_WHAT TO WORK ON_:
Line by line, output the entries below exactly as they appear.

_RECORD EXTRACTS_:
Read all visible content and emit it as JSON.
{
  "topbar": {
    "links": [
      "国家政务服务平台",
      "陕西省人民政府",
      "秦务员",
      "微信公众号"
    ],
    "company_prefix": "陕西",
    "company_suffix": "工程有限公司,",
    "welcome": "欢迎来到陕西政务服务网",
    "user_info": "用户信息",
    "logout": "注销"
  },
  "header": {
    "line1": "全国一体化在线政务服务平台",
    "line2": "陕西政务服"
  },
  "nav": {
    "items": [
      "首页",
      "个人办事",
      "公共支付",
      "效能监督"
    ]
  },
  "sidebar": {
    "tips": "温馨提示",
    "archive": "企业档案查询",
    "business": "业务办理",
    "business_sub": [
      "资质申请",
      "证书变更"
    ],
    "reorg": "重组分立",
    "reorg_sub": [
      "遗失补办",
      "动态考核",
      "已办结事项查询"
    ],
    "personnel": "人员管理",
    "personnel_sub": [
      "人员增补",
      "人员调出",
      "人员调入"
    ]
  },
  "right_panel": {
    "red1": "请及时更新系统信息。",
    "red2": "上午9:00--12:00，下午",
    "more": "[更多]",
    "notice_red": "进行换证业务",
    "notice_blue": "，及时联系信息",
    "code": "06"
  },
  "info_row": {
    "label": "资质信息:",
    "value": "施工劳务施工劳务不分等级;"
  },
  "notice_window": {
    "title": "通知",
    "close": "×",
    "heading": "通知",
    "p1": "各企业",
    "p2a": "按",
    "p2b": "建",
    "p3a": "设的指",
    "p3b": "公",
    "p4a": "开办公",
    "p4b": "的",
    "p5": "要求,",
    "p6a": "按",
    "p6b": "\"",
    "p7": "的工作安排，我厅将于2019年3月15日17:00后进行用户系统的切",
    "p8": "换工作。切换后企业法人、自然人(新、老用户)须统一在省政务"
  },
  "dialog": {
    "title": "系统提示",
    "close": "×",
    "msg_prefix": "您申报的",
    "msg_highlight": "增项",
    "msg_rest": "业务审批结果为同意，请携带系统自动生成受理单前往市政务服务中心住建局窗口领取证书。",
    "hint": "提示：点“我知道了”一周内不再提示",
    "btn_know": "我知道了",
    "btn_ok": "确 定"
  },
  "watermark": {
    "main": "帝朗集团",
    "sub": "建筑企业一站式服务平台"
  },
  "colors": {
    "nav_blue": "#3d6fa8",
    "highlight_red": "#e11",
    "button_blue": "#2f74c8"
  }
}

_ANSWER FOR THE TASK_:
Read all visible content and emit it as JSON.
{
  "topbar": {
    "links": [
      "国家政务服务平台",
      "陕西省人民政府",
      "秦务员",
      "微信公众号"
    ],
    "company_prefix": "陕西",
    "company_suffix": "工程有限公司,",
    "welcome": "欢迎来到陕西政务服务网",
    "user_info": "用户信息",
    "logout": "注销"
  },
  "header": {
    "line1": "全国一体化在线政务服务平台",
    "line2": "陕西政务服"
  },
  "nav": {
    "items": [
      "首页",
      "个人办事",
      "公共支付",
      "效能监督"
    ]
  },
  "sidebar": {
    "tips": "温馨提示",
    "archive": "企业档案查询",
    "business": "业务办理",
    "business_sub": [
      "资质申请",
      "证书变更"
    ],
    "reorg": "重组分立",
    "reorg_sub": [
      "遗失补办",
      "动态考核",
      "已办结事项查询"
    ],
    "personnel": "人员管理",
    "personnel_sub": [
      "人员增补",
      "人员调出",
      "人员调入"
    ]
  },
  "right_panel": {
    "red1": "请及时更新系统信息。",
    "red2": "上午9:00--12:00，下午",
    "more": "[更多]",
    "notice_red": "进行换证业务",
    "notice_blue": "，及时联系信息",
    "code": "06"
  },
  "info_row": {
    "label": "资质信息:",
    "value": "施工劳务施工劳务不分等级;"
  },
  "notice_window": {
    "title": "通知",
    "close": "×",
    "heading": "通知",
    "p1": "各企业",
    "p2a": "按",
    "p2b": "建",
    "p3a": "设的指",
    "p3b": "公",
    "p4a": "开办公",
    "p4b": "的",
    "p5": "要求,",
    "p6a": "按",
    "p6b": "\"",
    "p7": "的工作安排，我厅将于2019年3月15日17:00后进行用户系统的切",
    "p8": "换工作。切换后企业法人、自然人(新、老用户)须统一在省政务"
  },
  "dialog": {
    "title": "系统提示",
    "close": "×",
    "msg_prefix": "您申报的",
    "msg_highlight": "增项",
    "msg_rest": "业务审批结果为同意，请携带系统自动生成受理单前往市政务服务中心住建局窗口领取证书。",
    "hint": "提示：点“我知道了”一周内不再提示",
    "btn_know": "我知道了",
    "btn_ok": "确 定"
  },
  "watermark": {
    "main": "帝朗集团",
    "sub": "建筑企业一站式服务平台"
  },
  "colors": {
    "nav_blue": "#3d6fa8",
    "highlight_red": "#e11",
    "button_blue": "#2f74c8"
  }
}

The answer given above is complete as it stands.